The Australian alternative media scene today boasts a number of successful online publications, although many involved in their production may twitch when the term ‘alternative’ is applied to their work. The term ‘independent media’ is therefore preferred by many outlets that sit outside the mainstream today, including Crikey, the Monthly, Online Opinion, New Matilda, various Indymedia sites and a plethora of other blogs, commentary sites and online publications. The internet has provided something of a boon for alternative media due to its low production costs and ease of distribution.
Alongside this boom in internet-based alternative media, community broadcasting in Australia has enjoyed enormous growth. The sector has developed from an informal consortium of ethnic, fine music, radical left and educational institutions to a sector that now has more outlets than the commercial radio sector, with 519 licensed independent community owned radio stations and five licensed community television stations by 2013. While not all community radio stations would consider themselves ‘alternative’, stations such as 2XX in Canberra, 2SER FM in Sydney, 3CR and 3RRR in Melbourne, 4ZZZ in Brisbane and 5UV in Adelaide have formed the backbone of the alternative broadcast media in Australia since the early 1970s. Across a range of print, broadcast and online ventures, alternative media continue to expand the media landscape in Australia and in doing so, continue in their endeavours to activate public debate and civic life.

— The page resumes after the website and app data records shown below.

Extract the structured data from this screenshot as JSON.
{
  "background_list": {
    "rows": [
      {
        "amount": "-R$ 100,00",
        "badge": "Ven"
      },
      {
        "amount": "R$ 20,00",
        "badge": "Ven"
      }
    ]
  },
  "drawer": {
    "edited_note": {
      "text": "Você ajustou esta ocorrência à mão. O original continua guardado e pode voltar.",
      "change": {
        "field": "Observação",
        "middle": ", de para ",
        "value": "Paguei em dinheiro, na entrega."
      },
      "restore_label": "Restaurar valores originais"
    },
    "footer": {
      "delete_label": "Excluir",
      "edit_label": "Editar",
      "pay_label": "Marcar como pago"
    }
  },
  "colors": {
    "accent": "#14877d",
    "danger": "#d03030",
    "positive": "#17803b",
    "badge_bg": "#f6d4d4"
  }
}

REFs: P.H. Cock, ‘Australia’s Alternative Media’, MIA, 6 (1977); S. Forde, Challenging the News (2011); P.F. Perry, ‘Alternative Magazines and the Growth of the Counter Culture’, MIA, 6 (1977).